In the coming years, the 3.5-hectare Lucent site in Hilversum will be transformed into a vibrant new mixed-use residential/commercial development. Centrally located close to the train station and city centre, the area is appealing for living and working.
The heritage of the site is characterised by industrial manufacture. Both the Ripolin paint factory (early twentieth century) and Dutch Seintoestellen Fabriek (1920s) occupied this site. Later, the factories were replaced by offices and adjacent residential neighbourhoods developed. In the 1980s, the site was acquired for the expansion of Philips/ Alcatel-Lucent. From the five existing office buildings – some currently leased as offices – three will be demolished, one will be converted into apartments and the other will house the headquarters of housing organization de Alliantie.
De Alliantie needed a new headquarters to unite its various regional offices to become more efficient and customer-friendly. Being in good condition the four-storey office building was retained, however, renovations were required for its new function. Prominently located on the corner of the site, it needed a more public face fronting the shopping centre and city. Office floors receive sufficient daylight on the perimeter but are too dark in the middle due to the 22-metre-deep floor plates. Additionally, de Alliantie wanted the design to express the new shared identity of the office.
The design focuses on the lobby as a clear, strong response to this brief. Here, a new atrium becomes the vibrant heart of the building that increases daylight and air into the deep building, improves quality of space and offers opportunities for interaction.
The main intervention removes wall and floor in-fills between the concrete frame at the centre of the building. This opens up a spacious four-storey atrium that becomes the new social core around which shared functions are organized – these are indicated by the walls that are programmed with specific functions. On each floor, the atrium footprint and facade cutout zigzags differently between the concrete frame and fixed service cores. This results in a dynamic atrium with overhanging balconies, walkways, vistas and voids, which is complemented by the interplay between open and closed sections of the exposed concrete structure. The oversized mosaic flooring accentuates this liveliness further.
Framed internal openings invite views between the offices and atrium and new open facade sections bring plentiful daylight into the building. These cutouts zigzag along the concrete frame and offer glimpses into the company’s inner domain, especially striking when illuminated by night. Front and back entrances facilitate a new diagonal route through the building. The whole facade will be painted black. With this new transparency and connectivity together with planned ground floor hospitality venues, the building gains a clear public presence.

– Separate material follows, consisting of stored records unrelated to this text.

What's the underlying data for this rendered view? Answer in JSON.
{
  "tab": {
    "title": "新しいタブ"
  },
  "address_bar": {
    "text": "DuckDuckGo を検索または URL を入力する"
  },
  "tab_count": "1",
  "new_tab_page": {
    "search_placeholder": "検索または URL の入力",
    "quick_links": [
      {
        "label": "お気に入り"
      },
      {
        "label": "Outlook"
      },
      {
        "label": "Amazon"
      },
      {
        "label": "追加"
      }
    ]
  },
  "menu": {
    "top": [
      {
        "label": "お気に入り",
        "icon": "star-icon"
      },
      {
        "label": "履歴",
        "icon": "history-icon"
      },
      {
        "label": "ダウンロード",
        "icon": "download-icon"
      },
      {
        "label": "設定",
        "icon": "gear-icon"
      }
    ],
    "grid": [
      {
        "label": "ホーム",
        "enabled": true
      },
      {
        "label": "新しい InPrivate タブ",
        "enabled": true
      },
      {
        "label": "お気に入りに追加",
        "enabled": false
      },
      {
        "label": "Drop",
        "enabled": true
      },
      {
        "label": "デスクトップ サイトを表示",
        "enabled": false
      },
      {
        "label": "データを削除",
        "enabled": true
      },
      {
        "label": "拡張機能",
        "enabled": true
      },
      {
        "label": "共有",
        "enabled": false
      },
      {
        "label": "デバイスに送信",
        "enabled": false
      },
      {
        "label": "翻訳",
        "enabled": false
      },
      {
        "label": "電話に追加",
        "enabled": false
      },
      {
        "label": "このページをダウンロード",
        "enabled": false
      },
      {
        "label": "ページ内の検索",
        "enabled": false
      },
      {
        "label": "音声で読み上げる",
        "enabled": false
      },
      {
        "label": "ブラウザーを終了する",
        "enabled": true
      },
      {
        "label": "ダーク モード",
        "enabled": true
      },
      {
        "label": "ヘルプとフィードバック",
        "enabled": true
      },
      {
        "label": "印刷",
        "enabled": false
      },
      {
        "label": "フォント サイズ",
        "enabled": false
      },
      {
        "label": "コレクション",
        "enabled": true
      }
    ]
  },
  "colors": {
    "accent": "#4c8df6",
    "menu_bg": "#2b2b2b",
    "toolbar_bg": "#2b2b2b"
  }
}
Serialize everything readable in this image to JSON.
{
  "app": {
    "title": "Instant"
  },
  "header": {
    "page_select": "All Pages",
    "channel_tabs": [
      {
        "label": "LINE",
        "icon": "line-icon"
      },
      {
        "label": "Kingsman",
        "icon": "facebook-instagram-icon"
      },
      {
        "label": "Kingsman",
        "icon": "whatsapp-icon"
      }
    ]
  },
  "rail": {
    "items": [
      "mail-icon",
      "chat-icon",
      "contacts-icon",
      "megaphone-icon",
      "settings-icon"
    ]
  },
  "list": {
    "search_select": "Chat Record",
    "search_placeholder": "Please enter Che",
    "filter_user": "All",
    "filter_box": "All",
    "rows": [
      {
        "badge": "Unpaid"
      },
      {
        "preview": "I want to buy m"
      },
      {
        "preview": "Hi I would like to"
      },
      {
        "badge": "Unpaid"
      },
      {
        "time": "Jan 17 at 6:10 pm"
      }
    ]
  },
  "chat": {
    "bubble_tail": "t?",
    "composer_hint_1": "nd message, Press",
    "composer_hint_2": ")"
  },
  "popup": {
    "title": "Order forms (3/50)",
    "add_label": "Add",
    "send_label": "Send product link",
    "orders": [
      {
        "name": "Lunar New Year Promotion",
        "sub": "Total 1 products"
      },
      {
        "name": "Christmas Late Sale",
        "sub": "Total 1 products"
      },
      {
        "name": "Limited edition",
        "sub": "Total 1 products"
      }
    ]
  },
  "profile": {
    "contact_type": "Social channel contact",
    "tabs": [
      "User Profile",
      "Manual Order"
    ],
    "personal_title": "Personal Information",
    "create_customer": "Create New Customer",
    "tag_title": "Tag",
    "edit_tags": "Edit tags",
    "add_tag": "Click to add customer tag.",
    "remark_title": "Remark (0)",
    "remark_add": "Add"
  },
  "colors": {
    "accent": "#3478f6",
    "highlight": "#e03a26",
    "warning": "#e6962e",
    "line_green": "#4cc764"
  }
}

For de Alliantie, consolidating its regional offices enables staff to work together, for the first time, under one roof. To stimulate face-to-face interactions, social spaces are prioritized in the design. These are concentrated in and around the atrium, where the surrounding walls incorporate a specific function for a shared space. Crafted in plywood, the warm walls contrast strikingly with the raw concrete. On each atrium floor, colleagues can chat over coffee at the pantry equipped with a kitchenette and bar stools.
Informal lounges with information walls occupy ground floor and second floor. The first floor library with high bookshelves and a reading table overlooks the forecourt and a display wall on the fourth floor exhibits unusual objects discarded by tenants. Acoustics walls and green walls are placed throughout the atrium. Timber pavillions on all workspace floors offer additional informal meeting spaces. By programming the atrium, and the walls, it gains a valuable social function beyond being a purely visual space.
For a company consolidating its offices for the first time, the move brings a new opportunity to review its values and identity: the building plays an important role here. Through literally opening up the office, this establishes visual transparency to create a feeling of connectivity, which greatly benefits the development of (inter)personal relationships. By physically sharing social spaces, staff from the various regional offices not only interact with each other socially and professionally, but also contribute to the new shared identity of the headquarters and company.
Design team: Studioninedots [Albert Herder, Vincent van der Klei, Arie van der Neut, Metin van Zijl]
Project team: Stijn de Jongh, Jurjen van der Horst, Coen Smit
3D Visualizations: Zesxzes Visuele Communicatie
Contractor: Van Wijnen
Client: de Alliantie
Type: Re-use of 7940m2 BVO, officespace
Plot: 1439 m2
Design completion: 2014-2015
Status: Design development
Photographer: Studioninedots and Zesxzes Visuele Communicatie